The Emerald Buddha, also known as Phra Kaew Morakot, is one of the most revered and iconic Buddha images in Thailand. This article will delve into the fascinating history, significance, and cultural importance of the Emerald Buddha.
Origins and History
The origins of the Emerald Buddha can be traced back to the 15th century. Legend has it that the statue was created in India and later brought to Sri Lanka. From there, it found its way to Thailand, where it has remained ever since.
The Jade Statue
Contrary to its name, the Emerald Buddha is not actually made of emerald. It is carved from a single block of jade, a precious stone known for its vibrant green color. The statue stands approximately 26 inches tall and is seated in a meditative posture.
Over the centuries, the Emerald Buddha has been closely associated with Thai royalty. It is believed that the statue brings good fortune and prosperity to the country and its rulers. The Thai king performs the ceremonial changing of the statue’s robes three times a year, signifying the changing seasons.
Significance and Cultural Importance
The Emerald Buddha holds immense significance in Thai culture and plays a central role in religious rituals and ceremonies. Here are some key facets of its cultural importance:
The Emerald Buddha is considered the spiritual centerpiece of Thai Buddhism. It symbolizes purity, enlightenment, and the path to nirvana. Devotees and pilgrims from all over the world visit the Temple of the Emerald Buddha, located within the grounds of Bangkok’s Grand Palace, to pay their respects and seek blessings.

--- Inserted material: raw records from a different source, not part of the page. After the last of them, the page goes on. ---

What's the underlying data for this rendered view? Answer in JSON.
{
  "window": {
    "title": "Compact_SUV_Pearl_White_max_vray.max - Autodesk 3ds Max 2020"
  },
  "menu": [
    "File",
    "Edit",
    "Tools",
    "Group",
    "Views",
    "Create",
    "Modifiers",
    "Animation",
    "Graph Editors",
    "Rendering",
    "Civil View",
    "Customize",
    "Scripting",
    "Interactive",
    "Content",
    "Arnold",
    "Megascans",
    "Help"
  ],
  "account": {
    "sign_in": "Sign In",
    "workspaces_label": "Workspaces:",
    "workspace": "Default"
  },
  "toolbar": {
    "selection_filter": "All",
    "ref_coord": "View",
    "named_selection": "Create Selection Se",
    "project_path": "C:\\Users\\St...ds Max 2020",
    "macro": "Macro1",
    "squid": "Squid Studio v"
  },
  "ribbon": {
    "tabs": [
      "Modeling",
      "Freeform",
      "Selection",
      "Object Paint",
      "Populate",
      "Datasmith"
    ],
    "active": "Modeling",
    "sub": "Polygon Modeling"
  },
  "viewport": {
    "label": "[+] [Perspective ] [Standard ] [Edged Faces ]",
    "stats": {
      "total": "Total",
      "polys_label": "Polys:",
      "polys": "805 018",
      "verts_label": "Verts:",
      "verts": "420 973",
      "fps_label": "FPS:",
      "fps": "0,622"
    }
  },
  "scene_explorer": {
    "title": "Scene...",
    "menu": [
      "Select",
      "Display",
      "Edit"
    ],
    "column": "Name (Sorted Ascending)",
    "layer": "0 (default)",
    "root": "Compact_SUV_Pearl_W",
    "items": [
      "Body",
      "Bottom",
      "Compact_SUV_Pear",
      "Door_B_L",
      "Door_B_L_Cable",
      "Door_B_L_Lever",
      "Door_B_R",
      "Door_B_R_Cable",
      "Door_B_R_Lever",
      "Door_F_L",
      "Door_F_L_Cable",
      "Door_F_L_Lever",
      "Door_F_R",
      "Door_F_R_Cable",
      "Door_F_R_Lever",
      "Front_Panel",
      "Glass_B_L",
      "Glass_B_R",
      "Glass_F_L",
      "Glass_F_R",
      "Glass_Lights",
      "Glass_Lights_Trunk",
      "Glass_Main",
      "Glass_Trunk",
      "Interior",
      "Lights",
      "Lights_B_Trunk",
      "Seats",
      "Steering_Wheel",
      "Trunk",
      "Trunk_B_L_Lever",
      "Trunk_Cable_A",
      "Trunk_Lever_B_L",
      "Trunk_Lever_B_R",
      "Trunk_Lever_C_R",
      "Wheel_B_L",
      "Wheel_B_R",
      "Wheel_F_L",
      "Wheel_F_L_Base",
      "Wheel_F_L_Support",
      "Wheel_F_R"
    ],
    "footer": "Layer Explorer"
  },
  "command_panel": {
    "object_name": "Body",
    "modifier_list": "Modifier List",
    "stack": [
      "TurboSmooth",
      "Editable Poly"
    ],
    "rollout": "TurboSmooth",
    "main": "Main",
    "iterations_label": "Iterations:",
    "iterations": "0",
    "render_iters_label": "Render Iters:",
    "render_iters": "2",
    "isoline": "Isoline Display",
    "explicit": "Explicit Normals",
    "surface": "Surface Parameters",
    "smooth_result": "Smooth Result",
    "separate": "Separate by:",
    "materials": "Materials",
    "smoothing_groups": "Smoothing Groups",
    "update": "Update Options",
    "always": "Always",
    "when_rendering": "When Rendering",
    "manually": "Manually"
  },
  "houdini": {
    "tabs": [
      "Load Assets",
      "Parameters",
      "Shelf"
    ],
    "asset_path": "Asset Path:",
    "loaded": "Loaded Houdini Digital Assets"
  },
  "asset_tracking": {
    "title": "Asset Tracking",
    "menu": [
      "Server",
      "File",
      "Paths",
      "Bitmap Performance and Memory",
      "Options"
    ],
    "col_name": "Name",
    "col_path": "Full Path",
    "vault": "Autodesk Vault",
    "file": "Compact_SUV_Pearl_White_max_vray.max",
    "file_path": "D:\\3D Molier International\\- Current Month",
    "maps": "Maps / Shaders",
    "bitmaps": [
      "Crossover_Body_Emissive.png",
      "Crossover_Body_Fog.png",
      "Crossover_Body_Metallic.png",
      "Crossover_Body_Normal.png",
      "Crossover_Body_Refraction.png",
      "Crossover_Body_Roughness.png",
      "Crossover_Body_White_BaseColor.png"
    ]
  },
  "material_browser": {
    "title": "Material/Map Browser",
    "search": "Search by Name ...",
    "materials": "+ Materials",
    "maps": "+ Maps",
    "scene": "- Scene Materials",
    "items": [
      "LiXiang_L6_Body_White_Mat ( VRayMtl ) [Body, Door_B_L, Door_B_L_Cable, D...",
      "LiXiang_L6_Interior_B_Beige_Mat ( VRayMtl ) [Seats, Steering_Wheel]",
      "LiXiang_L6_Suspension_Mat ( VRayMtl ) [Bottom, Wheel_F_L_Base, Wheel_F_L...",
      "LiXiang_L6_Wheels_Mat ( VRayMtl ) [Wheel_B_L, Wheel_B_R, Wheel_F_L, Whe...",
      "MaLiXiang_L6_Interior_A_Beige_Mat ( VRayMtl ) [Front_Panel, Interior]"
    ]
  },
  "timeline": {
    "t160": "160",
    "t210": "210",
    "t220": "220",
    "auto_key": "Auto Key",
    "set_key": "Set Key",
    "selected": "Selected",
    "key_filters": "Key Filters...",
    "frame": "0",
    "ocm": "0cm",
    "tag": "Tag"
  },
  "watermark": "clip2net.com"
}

As a representation of Thai Buddhism, the Emerald Buddha also holds a significant place as a national symbol. It embodies the unity and harmony of the Thai people and serves as a reminder of their rich cultural heritage.
Many believe that the Emerald Buddha possesses protective powers. It is believed to safeguard the kingdom and its people from harm and bring prosperity to the nation. Thai kings and queens have sought the blessings of the Emerald Buddha during times of political uncertainty and crisis.
Temple of the Emerald Buddha
The Temple of the Emerald Buddha, or Wat Phra Kaew, is the spiritual home of the Emerald Buddha. Located within the Grand Palace complex in Bangkok, it is one of the most important and revered temples in Thailand.
The temple’s architecture is a captivating blend of Thai and Khmer styles, showcasing intricate detailing and vibrant colors. The main building, known as the ubosot, is where the Emerald Buddha is enshrined. Its grandeur and beauty attract thousands of visitors each year.
Surrounding Buildings and Attractions
The temple complex houses several other structures of historical and cultural significance. These include the Phra Mondop, a library containing Buddhist scriptures, and the Phra Si Ratana Chedi, a stunning golden pagoda. The expansive grounds are also home to numerous statues, murals, and shrines, all contributing to the rich cultural tapestry.
Preservation and Conservation
Preserving the Emerald Buddha and its cultural heritage is of utmost importance to the Thai government and people. The statue is meticulously cared for and protected within a secure chamber. The robes worn by the statue are changed seasonally by the king himself in a highly revered ceremony.
The Emerald Buddha stands as a testament to the rich history, spirituality, and cultural heritage of Thailand. Its vibrant green hue, timeless beauty, and profound symbolism continue to captivate visitors and devotees from around the globe. As a revered national and spiritual symbol, the Emerald Buddha holds a sacred place in the hearts of the Thai people, showcasing the country’s deep-rooted traditions and beliefs.